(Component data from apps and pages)
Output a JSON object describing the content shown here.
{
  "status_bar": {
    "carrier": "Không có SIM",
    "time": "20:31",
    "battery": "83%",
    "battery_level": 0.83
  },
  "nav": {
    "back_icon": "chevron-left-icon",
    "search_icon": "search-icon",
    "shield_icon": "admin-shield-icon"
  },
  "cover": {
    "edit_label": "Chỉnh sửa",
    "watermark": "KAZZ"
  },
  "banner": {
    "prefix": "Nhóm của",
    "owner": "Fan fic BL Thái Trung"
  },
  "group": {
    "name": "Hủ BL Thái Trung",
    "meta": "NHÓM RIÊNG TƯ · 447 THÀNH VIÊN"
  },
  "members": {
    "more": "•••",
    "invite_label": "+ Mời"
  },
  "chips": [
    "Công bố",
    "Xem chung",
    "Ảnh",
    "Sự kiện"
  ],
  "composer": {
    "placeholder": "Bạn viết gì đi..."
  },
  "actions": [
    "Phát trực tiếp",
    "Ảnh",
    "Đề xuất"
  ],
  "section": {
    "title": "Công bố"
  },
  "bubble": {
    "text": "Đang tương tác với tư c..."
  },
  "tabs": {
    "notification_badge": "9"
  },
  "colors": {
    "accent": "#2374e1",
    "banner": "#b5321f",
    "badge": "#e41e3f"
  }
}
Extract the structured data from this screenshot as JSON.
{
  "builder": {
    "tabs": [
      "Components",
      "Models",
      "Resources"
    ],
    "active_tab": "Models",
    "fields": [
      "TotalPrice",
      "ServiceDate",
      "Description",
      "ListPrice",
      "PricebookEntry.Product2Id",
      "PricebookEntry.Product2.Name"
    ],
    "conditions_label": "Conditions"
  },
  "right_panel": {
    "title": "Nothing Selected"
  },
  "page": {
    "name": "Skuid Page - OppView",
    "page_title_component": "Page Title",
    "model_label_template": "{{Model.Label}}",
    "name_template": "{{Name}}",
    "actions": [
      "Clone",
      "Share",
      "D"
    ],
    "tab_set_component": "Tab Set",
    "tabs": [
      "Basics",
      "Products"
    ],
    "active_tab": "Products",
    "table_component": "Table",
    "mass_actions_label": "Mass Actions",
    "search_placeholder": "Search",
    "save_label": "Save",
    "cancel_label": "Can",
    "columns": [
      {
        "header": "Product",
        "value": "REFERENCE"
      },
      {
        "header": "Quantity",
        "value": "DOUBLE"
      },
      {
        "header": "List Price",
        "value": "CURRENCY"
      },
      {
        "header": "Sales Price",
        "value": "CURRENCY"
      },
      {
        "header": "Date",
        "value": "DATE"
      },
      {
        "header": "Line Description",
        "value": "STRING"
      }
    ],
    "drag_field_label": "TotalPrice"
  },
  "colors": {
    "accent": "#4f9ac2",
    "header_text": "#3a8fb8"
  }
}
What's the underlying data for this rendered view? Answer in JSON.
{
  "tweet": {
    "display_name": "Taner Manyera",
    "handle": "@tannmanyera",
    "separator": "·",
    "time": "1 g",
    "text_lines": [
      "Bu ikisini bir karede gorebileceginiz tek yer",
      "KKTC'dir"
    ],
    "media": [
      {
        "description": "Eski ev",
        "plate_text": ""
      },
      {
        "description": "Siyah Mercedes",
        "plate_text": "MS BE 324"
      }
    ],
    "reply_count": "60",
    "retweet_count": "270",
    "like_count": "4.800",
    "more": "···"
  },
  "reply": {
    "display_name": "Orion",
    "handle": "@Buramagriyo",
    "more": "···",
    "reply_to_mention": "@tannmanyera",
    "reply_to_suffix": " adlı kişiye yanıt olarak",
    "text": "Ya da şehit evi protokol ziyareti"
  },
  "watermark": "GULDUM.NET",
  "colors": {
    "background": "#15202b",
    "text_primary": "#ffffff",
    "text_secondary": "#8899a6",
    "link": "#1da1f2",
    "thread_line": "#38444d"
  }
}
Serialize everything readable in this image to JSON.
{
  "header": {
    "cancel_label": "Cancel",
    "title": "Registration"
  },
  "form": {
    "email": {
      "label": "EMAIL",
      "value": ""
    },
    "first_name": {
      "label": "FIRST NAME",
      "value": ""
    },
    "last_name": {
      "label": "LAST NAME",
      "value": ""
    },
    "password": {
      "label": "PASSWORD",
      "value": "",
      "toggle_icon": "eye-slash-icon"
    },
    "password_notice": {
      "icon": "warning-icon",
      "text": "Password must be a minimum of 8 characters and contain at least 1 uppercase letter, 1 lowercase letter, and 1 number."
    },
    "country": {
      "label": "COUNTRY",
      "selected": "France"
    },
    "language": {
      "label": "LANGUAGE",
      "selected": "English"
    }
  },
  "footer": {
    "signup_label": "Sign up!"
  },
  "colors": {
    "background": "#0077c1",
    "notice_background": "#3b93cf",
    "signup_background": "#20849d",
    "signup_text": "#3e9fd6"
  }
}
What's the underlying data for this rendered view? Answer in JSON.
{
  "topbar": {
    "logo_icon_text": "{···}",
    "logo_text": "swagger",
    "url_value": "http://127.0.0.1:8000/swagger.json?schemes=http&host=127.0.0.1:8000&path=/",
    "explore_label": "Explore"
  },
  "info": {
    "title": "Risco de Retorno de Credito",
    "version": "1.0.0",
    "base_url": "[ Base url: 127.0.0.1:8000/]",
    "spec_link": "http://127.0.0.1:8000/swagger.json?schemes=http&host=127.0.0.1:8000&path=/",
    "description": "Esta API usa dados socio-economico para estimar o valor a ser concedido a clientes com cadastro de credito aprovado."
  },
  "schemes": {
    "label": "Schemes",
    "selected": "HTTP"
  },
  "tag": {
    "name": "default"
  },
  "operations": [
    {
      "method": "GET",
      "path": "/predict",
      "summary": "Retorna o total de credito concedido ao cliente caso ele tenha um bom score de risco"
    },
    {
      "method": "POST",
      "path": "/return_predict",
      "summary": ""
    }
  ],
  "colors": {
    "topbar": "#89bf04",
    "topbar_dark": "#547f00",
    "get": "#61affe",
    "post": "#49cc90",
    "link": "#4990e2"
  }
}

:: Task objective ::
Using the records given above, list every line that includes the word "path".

:: Completed task ::
    "url_value": "http://127.0.0.1:8000/swagger.json?schemes=http&host=127.0.0.1:8000&path=/",
    "spec_link": "http://127.0.0.1:8000/swagger.json?schemes=http&host=127.0.0.1:8000&path=/",
      "path": "/predict",
      "path": "/return_predict",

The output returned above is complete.